++++ DATASET EXCERPTS
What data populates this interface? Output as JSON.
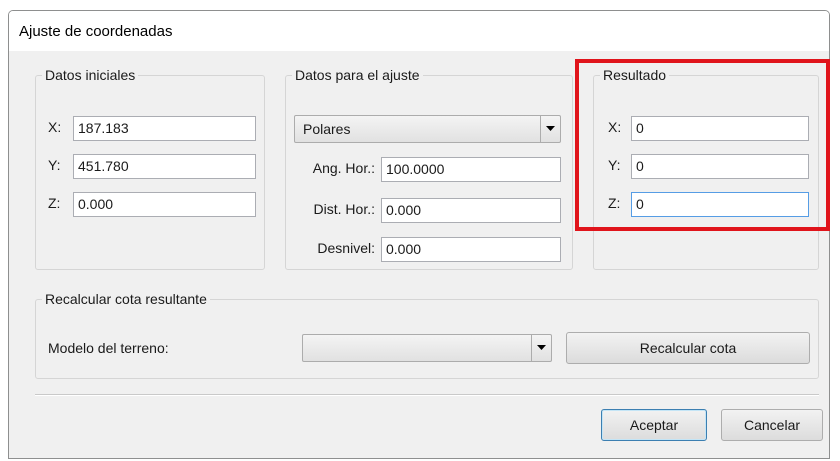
{
  "window": {
    "title": "Ajuste de coordenadas"
  },
  "datos_iniciales": {
    "legend": "Datos iniciales",
    "x_label": "X:",
    "x_value": "187.183",
    "y_label": "Y:",
    "y_value": "451.780",
    "z_label": "Z:",
    "z_value": "0.000"
  },
  "datos_ajuste": {
    "legend": "Datos para el ajuste",
    "method_selected": "Polares",
    "ang_label": "Ang. Hor.:",
    "ang_value": "100.0000",
    "dist_label": "Dist. Hor.:",
    "dist_value": "0.000",
    "desnivel_label": "Desnivel:",
    "desnivel_value": "0.000"
  },
  "resultado": {
    "legend": "Resultado",
    "x_label": "X:",
    "x_value": "0",
    "y_label": "Y:",
    "y_value": "0",
    "z_label": "Z:",
    "z_value": "0"
  },
  "recalcular": {
    "legend": "Recalcular cota resultante",
    "modelo_label": "Modelo del terreno:",
    "modelo_selected": "",
    "button_label": "Recalcular cota"
  },
  "footer": {
    "ok_label": "Aceptar",
    "cancel_label": "Cancelar"
  },
  "colors": {
    "highlight": "#e0141b",
    "focus_border": "#569de5"
  }
}
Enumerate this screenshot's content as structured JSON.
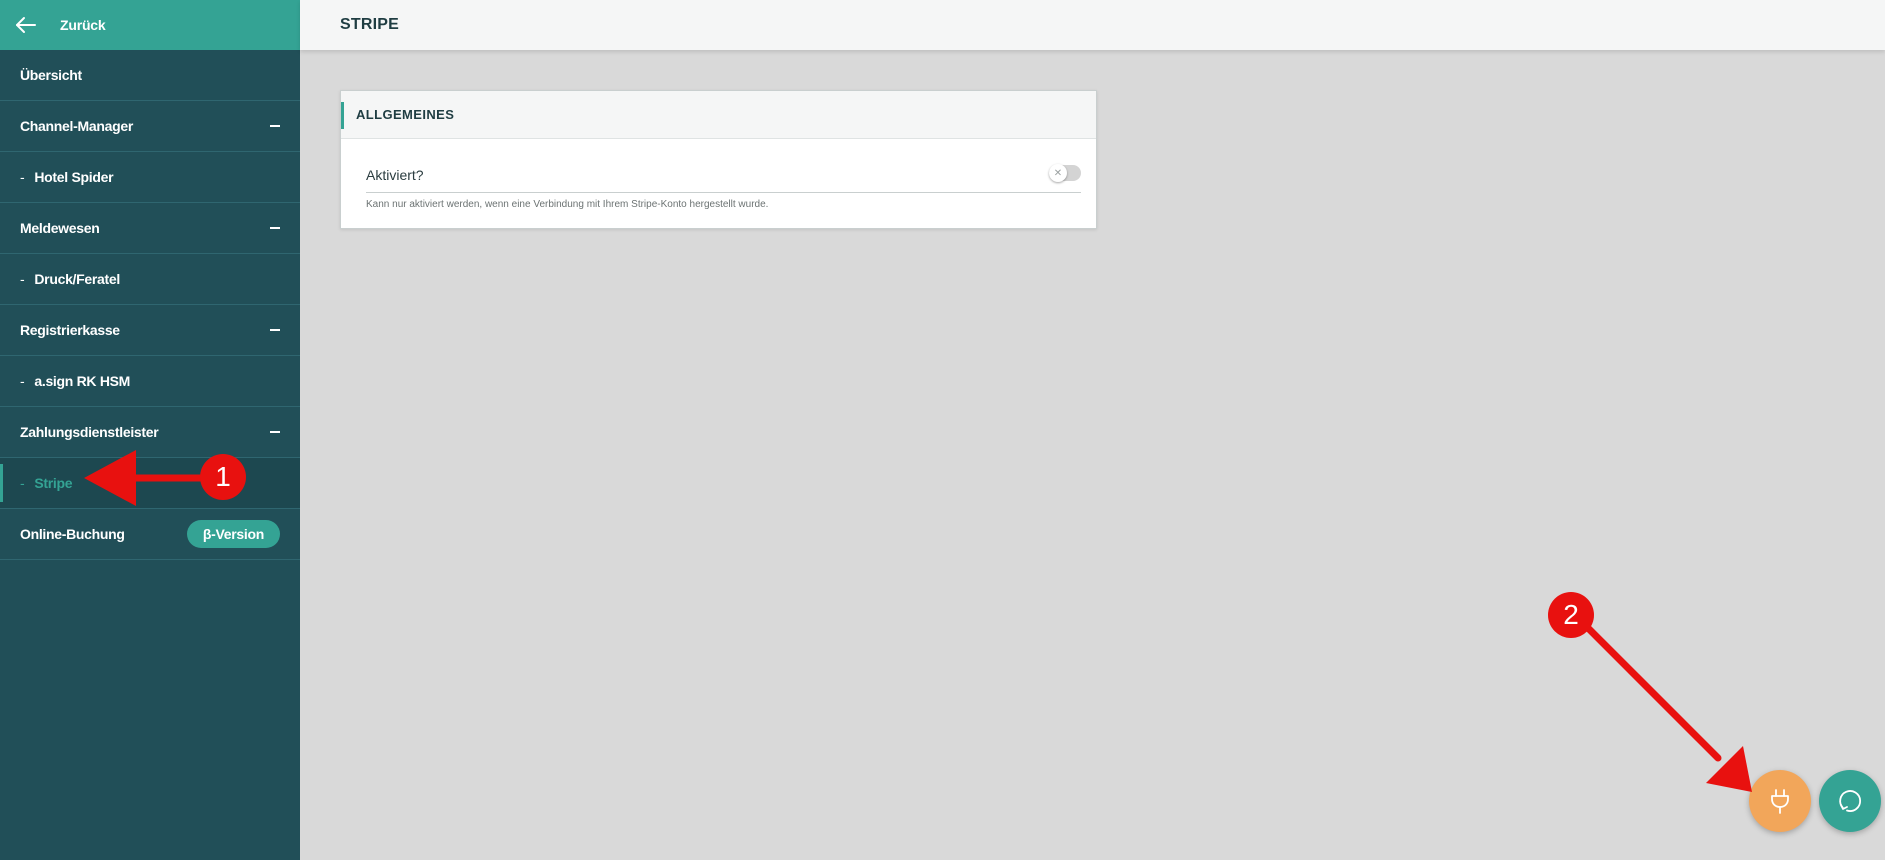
{
  "sidebar": {
    "back_label": "Zurück",
    "items": [
      {
        "label": "Übersicht"
      },
      {
        "label": "Channel-Manager"
      },
      {
        "label": "Hotel Spider"
      },
      {
        "label": "Meldewesen"
      },
      {
        "label": "Druck/Feratel"
      },
      {
        "label": "Registrierkasse"
      },
      {
        "label": "a.sign RK HSM"
      },
      {
        "label": "Zahlungsdienstleister"
      },
      {
        "label": "Stripe"
      },
      {
        "label": "Online-Buchung"
      }
    ],
    "sub_prefix": "-",
    "beta_badge": "β-Version",
    "accent": "#34a394",
    "background": "#214f58"
  },
  "header": {
    "title": "STRIPE"
  },
  "card": {
    "title": "ALLGEMEINES",
    "field_label": "Aktiviert?",
    "toggle_on": false,
    "hint": "Kann nur aktiviert werden, wenn eine Verbindung mit Ihrem Stripe-Konto hergestellt wurde."
  },
  "fabs": {
    "plug_icon": "plug-icon",
    "plug_color": "#f2a65a",
    "chat_icon": "chat-icon",
    "chat_color": "#34a394"
  },
  "annotations": {
    "marker_1": "1",
    "marker_2": "2",
    "color": "#e8110f"
  }
}
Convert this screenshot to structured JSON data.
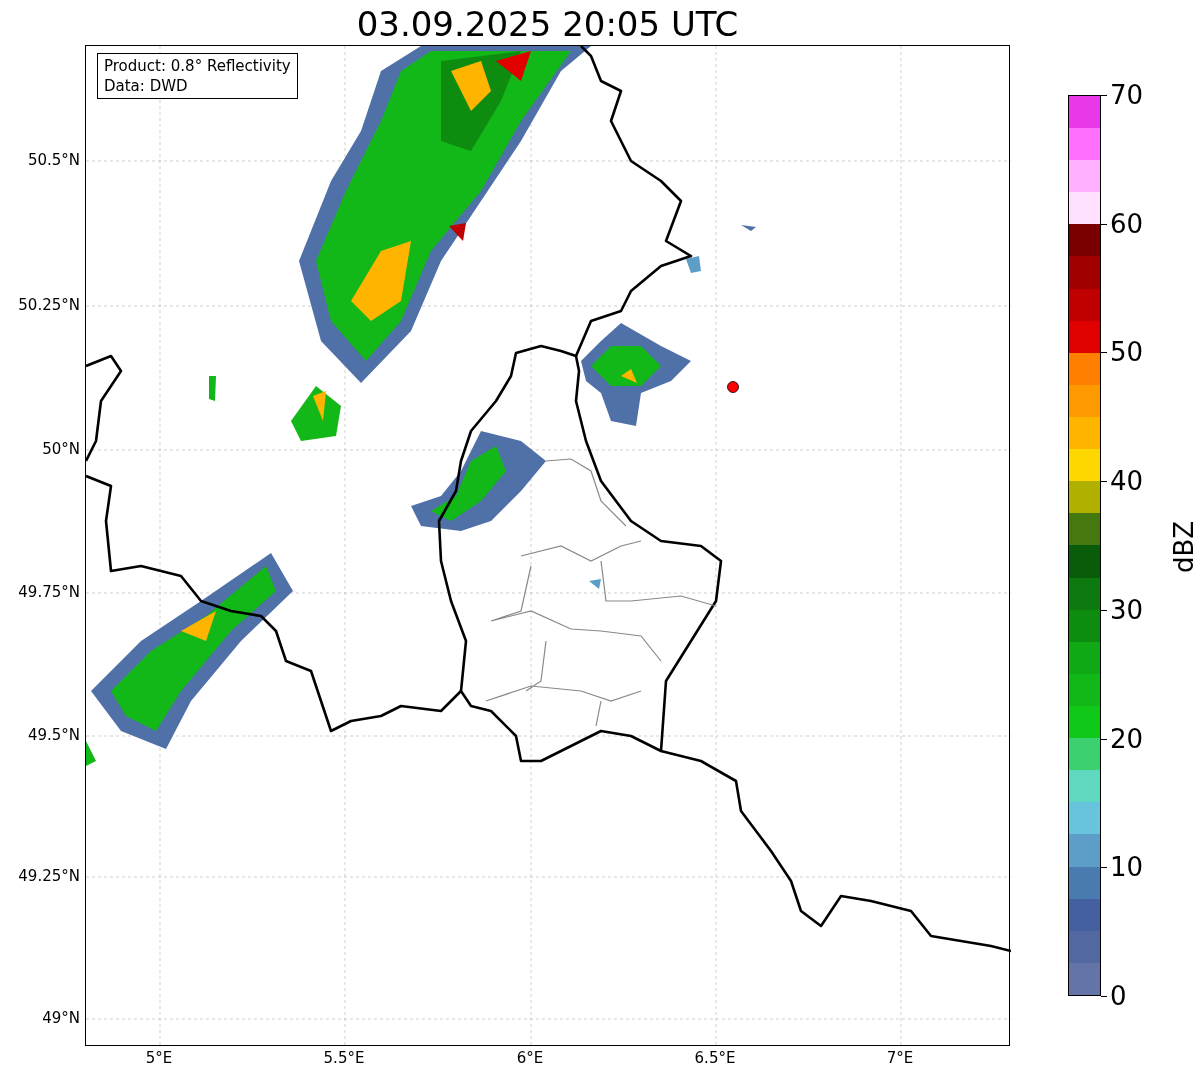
{
  "title": "03.09.2025 20:05 UTC",
  "info_box": [
    "Product: 0.8° Reflectivity",
    "Data: DWD"
  ],
  "lat_labels": [
    "50.5°N",
    "50.25°N",
    "50°N",
    "49.75°N",
    "49.5°N",
    "49.25°N",
    "49°N"
  ],
  "lon_labels": [
    "5°E",
    "5.5°E",
    "6°E",
    "6.5°E",
    "7°E"
  ],
  "colorbar": {
    "label": "dBZ",
    "tick_labels": [
      "70",
      "60",
      "50",
      "40",
      "30",
      "20",
      "10",
      "0"
    ],
    "bins": [
      {
        "color": "#6574a8"
      },
      {
        "color": "#5169a0"
      },
      {
        "color": "#4460a0"
      },
      {
        "color": "#4a7bb0"
      },
      {
        "color": "#5c9ec8"
      },
      {
        "color": "#68c4dc"
      },
      {
        "color": "#60d8c0"
      },
      {
        "color": "#3cd070"
      },
      {
        "color": "#10c818"
      },
      {
        "color": "#12b818"
      },
      {
        "color": "#10a814"
      },
      {
        "color": "#0e8c10"
      },
      {
        "color": "#0d7a0f"
      },
      {
        "color": "#085c0a"
      },
      {
        "color": "#467810"
      },
      {
        "color": "#b0b000"
      },
      {
        "color": "#ffd700"
      },
      {
        "color": "#ffb400"
      },
      {
        "color": "#ff9900"
      },
      {
        "color": "#ff8000"
      },
      {
        "color": "#e00000"
      },
      {
        "color": "#c00000"
      },
      {
        "color": "#a00000"
      },
      {
        "color": "#780000"
      },
      {
        "color": "#ffe0ff"
      },
      {
        "color": "#ffb0ff"
      },
      {
        "color": "#ff70ff"
      },
      {
        "color": "#e838e8"
      }
    ]
  }
}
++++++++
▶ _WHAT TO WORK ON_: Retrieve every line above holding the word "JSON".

▶ _SOLUTION TO THE PROBLEM_:
What data populates this interface? Output as JSON.
Enumerate this screenshot's content as structured JSON.
Convert this screenshot to structured JSON data.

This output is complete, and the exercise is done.